Task requirements:
Keep every character as it is and output all of the records.

[Entries taken from a collection]
+ + +

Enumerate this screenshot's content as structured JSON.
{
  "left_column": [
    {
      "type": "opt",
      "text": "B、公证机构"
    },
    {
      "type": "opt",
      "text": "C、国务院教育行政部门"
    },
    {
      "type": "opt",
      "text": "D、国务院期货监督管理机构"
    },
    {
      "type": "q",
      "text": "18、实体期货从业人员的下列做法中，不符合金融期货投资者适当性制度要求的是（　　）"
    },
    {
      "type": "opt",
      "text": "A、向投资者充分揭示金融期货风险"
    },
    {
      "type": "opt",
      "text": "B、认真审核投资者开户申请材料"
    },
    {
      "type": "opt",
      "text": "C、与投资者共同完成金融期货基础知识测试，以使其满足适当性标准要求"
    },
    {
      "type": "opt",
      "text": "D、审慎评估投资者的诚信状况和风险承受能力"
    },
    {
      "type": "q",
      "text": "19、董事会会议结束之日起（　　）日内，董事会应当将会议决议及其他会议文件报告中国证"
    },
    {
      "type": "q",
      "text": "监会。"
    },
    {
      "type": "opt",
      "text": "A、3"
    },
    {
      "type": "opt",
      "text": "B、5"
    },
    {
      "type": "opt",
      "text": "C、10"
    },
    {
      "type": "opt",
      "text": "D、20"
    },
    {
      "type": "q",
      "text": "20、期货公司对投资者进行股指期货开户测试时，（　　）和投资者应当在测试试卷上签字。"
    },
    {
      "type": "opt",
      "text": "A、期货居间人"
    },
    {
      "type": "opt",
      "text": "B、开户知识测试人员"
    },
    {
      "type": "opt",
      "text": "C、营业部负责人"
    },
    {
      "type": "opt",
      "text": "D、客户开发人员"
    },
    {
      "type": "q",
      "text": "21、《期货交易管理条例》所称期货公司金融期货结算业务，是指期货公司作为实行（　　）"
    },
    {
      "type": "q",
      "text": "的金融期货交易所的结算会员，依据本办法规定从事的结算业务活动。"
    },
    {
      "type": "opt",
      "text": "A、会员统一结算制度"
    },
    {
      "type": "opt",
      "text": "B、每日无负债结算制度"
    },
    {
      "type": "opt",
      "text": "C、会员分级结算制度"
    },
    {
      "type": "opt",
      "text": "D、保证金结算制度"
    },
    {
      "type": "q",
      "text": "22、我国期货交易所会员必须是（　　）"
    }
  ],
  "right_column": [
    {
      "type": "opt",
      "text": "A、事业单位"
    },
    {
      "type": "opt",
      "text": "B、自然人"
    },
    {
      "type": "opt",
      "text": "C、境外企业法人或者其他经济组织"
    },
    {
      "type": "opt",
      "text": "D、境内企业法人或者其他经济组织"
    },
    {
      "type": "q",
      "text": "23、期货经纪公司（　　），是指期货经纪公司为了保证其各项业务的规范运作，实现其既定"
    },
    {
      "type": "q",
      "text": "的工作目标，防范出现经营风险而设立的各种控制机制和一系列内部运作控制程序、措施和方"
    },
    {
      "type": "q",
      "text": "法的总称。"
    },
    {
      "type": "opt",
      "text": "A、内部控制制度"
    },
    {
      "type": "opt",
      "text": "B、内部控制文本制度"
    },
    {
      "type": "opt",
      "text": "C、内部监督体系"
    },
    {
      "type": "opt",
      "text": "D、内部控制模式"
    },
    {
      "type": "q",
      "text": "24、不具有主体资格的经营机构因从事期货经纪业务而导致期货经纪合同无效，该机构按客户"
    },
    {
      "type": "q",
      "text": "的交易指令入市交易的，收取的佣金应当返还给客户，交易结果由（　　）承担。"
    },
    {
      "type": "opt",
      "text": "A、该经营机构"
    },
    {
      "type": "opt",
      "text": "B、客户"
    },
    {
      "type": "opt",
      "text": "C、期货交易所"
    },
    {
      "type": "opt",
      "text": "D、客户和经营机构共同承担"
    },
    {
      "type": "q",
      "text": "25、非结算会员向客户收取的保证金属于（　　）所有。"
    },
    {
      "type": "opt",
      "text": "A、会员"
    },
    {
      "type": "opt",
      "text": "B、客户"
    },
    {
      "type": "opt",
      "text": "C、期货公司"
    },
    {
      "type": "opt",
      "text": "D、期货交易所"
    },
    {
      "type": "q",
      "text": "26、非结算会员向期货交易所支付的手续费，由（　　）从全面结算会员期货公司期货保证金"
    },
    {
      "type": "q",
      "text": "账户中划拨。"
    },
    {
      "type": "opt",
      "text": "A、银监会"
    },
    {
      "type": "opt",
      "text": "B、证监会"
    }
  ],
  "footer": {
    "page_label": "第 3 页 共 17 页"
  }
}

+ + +

Exercise response:
Enumerate this screenshot's content as structured JSON.
{
  "left_column": [
    {
      "type": "opt",
      "text": "B、公证机构"
    },
    {
      "type": "opt",
      "text": "C、国务院教育行政部门"
    },
    {
      "type": "opt",
      "text": "D、国务院期货监督管理机构"
    },
    {
      "type": "q",
      "text": "18、实体期货从业人员的下列做法中，不符合金融期货投资者适当性制度要求的是（　　）"
    },
    {
      "type": "opt",
      "text": "A、向投资者充分揭示金融期货风险"
    },
    {
      "type": "opt",
      "text": "B、认真审核投资者开户申请材料"
    },
    {
      "type": "opt",
      "text": "C、与投资者共同完成金融期货基础知识测试，以使其满足适当性标准要求"
    },
    {
      "type": "opt",
      "text": "D、审慎评估投资者的诚信状况和风险承受能力"
    },
    {
      "type": "q",
      "text": "19、董事会会议结束之日起（　　）日内，董事会应当将会议决议及其他会议文件报告中国证"
    },
    {
      "type": "q",
      "text": "监会。"
    },
    {
      "type": "opt",
      "text": "A、3"
    },
    {
      "type": "opt",
      "text": "B、5"
    },
    {
      "type": "opt",
      "text": "C、10"
    },
    {
      "type": "opt",
      "text": "D、20"
    },
    {
      "type": "q",
      "text": "20、期货公司对投资者进行股指期货开户测试时，（　　）和投资者应当在测试试卷上签字。"
    },
    {
      "type": "opt",
      "text": "A、期货居间人"
    },
    {
      "type": "opt",
      "text": "B、开户知识测试人员"
    },
    {
      "type": "opt",
      "text": "C、营业部负责人"
    },
    {
      "type": "opt",
      "text": "D、客户开发人员"
    },
    {
      "type": "q",
      "text": "21、《期货交易管理条例》所称期货公司金融期货结算业务，是指期货公司作为实行（　　）"
    },
    {
      "type": "q",
      "text": "的金融期货交易所的结算会员，依据本办法规定从事的结算业务活动。"
    },
    {
      "type": "opt",
      "text": "A、会员统一结算制度"
    },
    {
      "type": "opt",
      "text": "B、每日无负债结算制度"
    },
    {
      "type": "opt",
      "text": "C、会员分级结算制度"
    },
    {
      "type": "opt",
      "text": "D、保证金结算制度"
    },
    {
      "type": "q",
      "text": "22、我国期货交易所会员必须是（　　）"
    }
  ],
  "right_column": [
    {
      "type": "opt",
      "text": "A、事业单位"
    },
    {
      "type": "opt",
      "text": "B、自然人"
    },
    {
      "type": "opt",
      "text": "C、境外企业法人或者其他经济组织"
    },
    {
      "type": "opt",
      "text": "D、境内企业法人或者其他经济组织"
    },
    {
      "type": "q",
      "text": "23、期货经纪公司（　　），是指期货经纪公司为了保证其各项业务的规范运作，实现其既定"
    },
    {
      "type": "q",
      "text": "的工作目标，防范出现经营风险而设立的各种控制机制和一系列内部运作控制程序、措施和方"
    },
    {
      "type": "q",
      "text": "法的总称。"
    },
    {
      "type": "opt",
      "text": "A、内部控制制度"
    },
    {
      "type": "opt",
      "text": "B、内部控制文本制度"
    },
    {
      "type": "opt",
      "text": "C、内部监督体系"
    },
    {
      "type": "opt",
      "text": "D、内部控制模式"
    },
    {
      "type": "q",
      "text": "24、不具有主体资格的经营机构因从事期货经纪业务而导致期货经纪合同无效，该机构按客户"
    },
    {
      "type": "q",
      "text": "的交易指令入市交易的，收取的佣金应当返还给客户，交易结果由（　　）承担。"
    },
    {
      "type": "opt",
      "text": "A、该经营机构"
    },
    {
      "type": "opt",
      "text": "B、客户"
    },
    {
      "type": "opt",
      "text": "C、期货交易所"
    },
    {
      "type": "opt",
      "text": "D、客户和经营机构共同承担"
    },
    {
      "type": "q",
      "text": "25、非结算会员向客户收取的保证金属于（　　）所有。"
    },
    {
      "type": "opt",
      "text": "A、会员"
    },
    {
      "type": "opt",
      "text": "B、客户"
    },
    {
      "type": "opt",
      "text": "C、期货公司"
    },
    {
      "type": "opt",
      "text": "D、期货交易所"
    },
    {
      "type": "q",
      "text": "26、非结算会员向期货交易所支付的手续费，由（　　）从全面结算会员期货公司期货保证金"
    },
    {
      "type": "q",
      "text": "账户中划拨。"
    },
    {
      "type": "opt",
      "text": "A、银监会"
    },
    {
      "type": "opt",
      "text": "B、证监会"
    }
  ],
  "footer": {
    "page_label": "第 3 页 共 17 页"
  }
}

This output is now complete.